Wrong. Cindy shows up and she wants to take Kyle back to Ohio. Worse still, she wants guardianship of her father, not so much the responsibility (which she would be unlikely to be able to handle anyway) but the money that goes with it. Of course this turns everything upside-down; Kyle is happy being part of a stable family and he mistrusts and despises his mother but he also wants Leo out of the facility and back in his home where he belongs. Mike’s web is quickly unraveling.

McCarthy has previously directed The Station Agent and The Visitor which are both very fine films, and you can add this to his filmography of movies that will stay with you long after the final credits roll. The characters aren’t indie film archetypes who appear in movie after movie; they are people with their own unique set of characteristics and who behave realistically in realistic situations. Most of us will relate to Mike’s financial predicament because most of us have been there or are there now.

Giamatti is one of those actors who almost always gives a terrific performance and along with his work in Barney’s Version of late seems to be at the top of his game, impressive at every turn. He’s become one of my favorite actors, one who can get my butt into a theater seat just because he’s in the movie. He makes Mike not just an everyman, but a believable one; a basically decent man pushed to the wall to make decisions that aren’t necessarily good ones but expedient ones. I think we all have done that at least once in our lives.

Ryan is also wonderful, playing Jackie as equally good-hearted and supportive but strong – she takes no crap but at the same time her heart goes out to a boy who has had a rough go. She’s like a she-bear whose cubs are threatened when her family – which includes Kyle – is threatened and why Mike leaves her in the dark about what’s really going on is understandable in that he wants to spare her the anxiety he is feeling, but also not in that his wife would be a solid rock. Ryan makes you wish you had a wife like her if you don’t have one, and if you do have one, count your blessings.

Shaffer has been receiving a lot of attention with his performance and for good reason. He is a natural and has great screen presence. You’d never know this was his first feature film, so natural is he before the camera. Like any first-timer there are some rough patches but this kid has some amazing potential and if he chooses to go this road, he certainly is going to be someone to keep an eye on.

The ending was a bit sitcom-ish for my tastes but that’s really one of the few bumps in the road that this movie takes us on. There are some wonderful supporting performances, particularly from Tambor, Young and Cannavale as well as Lynskey who has a pretty thankless role but does it well.

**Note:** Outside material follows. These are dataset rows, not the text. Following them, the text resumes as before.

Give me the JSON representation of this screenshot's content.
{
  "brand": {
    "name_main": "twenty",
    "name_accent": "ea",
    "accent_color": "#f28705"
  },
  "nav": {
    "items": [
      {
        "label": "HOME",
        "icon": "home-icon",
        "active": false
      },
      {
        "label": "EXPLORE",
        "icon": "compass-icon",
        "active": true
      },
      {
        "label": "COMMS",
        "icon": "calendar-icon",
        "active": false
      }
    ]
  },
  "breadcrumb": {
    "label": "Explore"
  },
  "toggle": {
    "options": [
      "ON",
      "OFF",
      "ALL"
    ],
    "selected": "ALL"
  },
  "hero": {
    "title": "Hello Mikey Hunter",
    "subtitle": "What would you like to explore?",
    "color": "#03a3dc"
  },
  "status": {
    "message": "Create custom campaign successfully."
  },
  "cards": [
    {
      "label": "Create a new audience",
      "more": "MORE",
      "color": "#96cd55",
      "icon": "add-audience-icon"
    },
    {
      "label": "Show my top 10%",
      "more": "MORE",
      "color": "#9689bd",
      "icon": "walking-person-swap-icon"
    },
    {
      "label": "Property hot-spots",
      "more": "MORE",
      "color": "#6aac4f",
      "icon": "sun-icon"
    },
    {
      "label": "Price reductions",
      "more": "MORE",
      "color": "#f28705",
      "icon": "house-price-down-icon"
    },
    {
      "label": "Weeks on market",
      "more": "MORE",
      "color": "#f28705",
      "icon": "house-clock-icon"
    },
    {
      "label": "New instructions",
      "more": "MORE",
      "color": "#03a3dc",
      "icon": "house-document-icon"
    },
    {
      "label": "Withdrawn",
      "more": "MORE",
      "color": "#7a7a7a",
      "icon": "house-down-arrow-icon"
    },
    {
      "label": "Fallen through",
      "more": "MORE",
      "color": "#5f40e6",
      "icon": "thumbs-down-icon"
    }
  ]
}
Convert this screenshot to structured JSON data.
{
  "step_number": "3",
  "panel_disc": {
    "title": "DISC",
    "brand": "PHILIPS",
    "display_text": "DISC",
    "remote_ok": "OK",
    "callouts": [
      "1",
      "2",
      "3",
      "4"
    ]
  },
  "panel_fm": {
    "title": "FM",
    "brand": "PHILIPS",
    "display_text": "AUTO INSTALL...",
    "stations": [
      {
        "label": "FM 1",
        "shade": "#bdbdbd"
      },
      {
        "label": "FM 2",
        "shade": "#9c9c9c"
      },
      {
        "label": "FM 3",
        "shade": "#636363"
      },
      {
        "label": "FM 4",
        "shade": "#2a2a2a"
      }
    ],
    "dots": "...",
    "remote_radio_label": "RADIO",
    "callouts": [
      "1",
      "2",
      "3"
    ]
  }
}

McCarthy is developing an impressive library of movies with his name on them and is a director that is rapidly becoming one who I’ll go out of my way to see sight unseen. He certainly has made another film here that is one of those quiet gems that you don’t hear much about but turns out to be well worth checking out. This is one worth finding at your local video or streaming emporium.

WHY RENT THIS: Giamatti and Ryan are terrific with some good support performances. A sweet film that doesn’t sugarcoat the hard choices. 

WHY RENT SOMETHING ELSE: A bit formulaic in the ending.

FAMILY VALUES: The language gets pretty rough in places and there are some allusions to drug use.

TRIVIAL PURSUIT: This is Shaffer’s feature film debut; he was a New Jersey State wrestling champion in 2010 as a sophomore in high school but his wrestling career came to a close when he broke an L-5 vertebra.

NOTABLE DVD EXTRAS: The DVD edition has a music video from The National for their closing credits song “Think You Can Wait.” The Blu-Ray edition adds a Sundance tour by actor David Thompson and a brief interview of McCarthy and Giamatti, also from Sundance.

BOX OFFICE PERFORMANCE: $10.8M on an unreported production budget; it is likely that the movie made a good chunk of change relatively speaking.

FINAL RATING: 8/10

TOMORROW: Client 9: The Rise and Fall of Elliot Spitzer